Her room. Our work.

The kitchen cabinets have all already been reorganized and stocked with every sort of bottle, sippy cup, liner, and accessory that Target has to offer.

Her stuff. Our purchase.

A bonus room closet full of every swing, stroller, and swanky new contraption in existencemuch of it that will wait months or years until she can be old enough to use it.

Her accessories. Our assembly.

It is all hers! You know why? Because she is all mine.

Now her membership in this family will require her to contribute once the appropriate age is reached; but never to earn a home. No, this house has been hers since the moment we began to dream about her arrival. At our dining room table, a little highchair has been strapped to one of our existing seats for months now. Literally, Sadie has already been seated where we sit.

Ephesians 2: 6-7 (NLT) is about being pre-seated where you belong, even if you are not yet sitting there. “For he raised us from the dead along with Christ and seated us with him in the heavenly realms because we are united with Christ Jesus. So God can point to us in all future ages as examples of the incredible wealth of his grace and kindness toward us, as shown in all he has done for us who are united with Christ Jesus.” 
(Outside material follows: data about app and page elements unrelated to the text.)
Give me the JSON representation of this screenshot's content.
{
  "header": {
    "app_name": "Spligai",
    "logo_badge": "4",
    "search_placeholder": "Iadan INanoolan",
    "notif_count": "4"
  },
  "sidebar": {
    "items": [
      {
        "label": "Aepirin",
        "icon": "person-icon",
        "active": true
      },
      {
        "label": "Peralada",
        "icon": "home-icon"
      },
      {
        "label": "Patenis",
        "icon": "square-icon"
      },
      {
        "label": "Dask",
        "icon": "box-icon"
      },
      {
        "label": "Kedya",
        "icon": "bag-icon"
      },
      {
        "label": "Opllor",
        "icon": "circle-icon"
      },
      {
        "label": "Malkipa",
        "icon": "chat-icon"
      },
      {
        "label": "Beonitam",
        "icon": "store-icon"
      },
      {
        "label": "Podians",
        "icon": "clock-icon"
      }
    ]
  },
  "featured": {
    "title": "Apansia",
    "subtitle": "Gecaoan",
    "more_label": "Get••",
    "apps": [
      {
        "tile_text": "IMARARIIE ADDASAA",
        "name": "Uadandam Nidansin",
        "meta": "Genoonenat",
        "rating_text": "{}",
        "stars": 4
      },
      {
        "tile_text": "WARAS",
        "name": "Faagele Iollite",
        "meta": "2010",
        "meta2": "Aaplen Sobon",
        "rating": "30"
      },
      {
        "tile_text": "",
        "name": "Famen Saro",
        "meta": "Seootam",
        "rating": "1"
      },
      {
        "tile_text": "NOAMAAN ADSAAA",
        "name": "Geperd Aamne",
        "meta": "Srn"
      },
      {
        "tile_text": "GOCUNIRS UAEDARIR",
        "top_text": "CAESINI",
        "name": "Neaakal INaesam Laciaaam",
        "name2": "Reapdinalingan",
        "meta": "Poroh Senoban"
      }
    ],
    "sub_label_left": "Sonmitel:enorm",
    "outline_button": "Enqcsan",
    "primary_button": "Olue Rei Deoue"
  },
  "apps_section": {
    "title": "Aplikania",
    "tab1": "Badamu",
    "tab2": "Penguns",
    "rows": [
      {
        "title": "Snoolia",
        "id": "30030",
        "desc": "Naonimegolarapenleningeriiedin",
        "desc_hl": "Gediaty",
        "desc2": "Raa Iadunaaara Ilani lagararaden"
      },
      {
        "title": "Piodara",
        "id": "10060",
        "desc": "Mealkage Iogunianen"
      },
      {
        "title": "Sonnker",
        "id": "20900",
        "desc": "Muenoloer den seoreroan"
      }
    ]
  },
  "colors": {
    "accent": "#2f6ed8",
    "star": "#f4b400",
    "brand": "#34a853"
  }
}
The Bible tells us we have literally been seated in “heavenly realms” because we are united with Jesus. That means we have hit the motherload… well, only if we have moved in with Jesus. Love, joy, peace, hope, heaven, purpose, contentmentall the things Jesus possessesthat’s right, it is all ours now too. This does not necessarily mean we are able to take hold of everything in its fullness at presentSadie’s not quite ready for her highchair. But nevertheless, it is hers. And nevertheless, it is ours too.

Grace is ours, so we should live like we have it. Not foolishly. Not arrogantly. No, rather like we live in the house of our Father, humbly being a part of his family. Sharing his name. Submitting to his Fatherhood in our lives. Living lifestyles reflective of our bloodline. That blood purchased this place for us, so maybe we should start living there.

His grace. Our gain.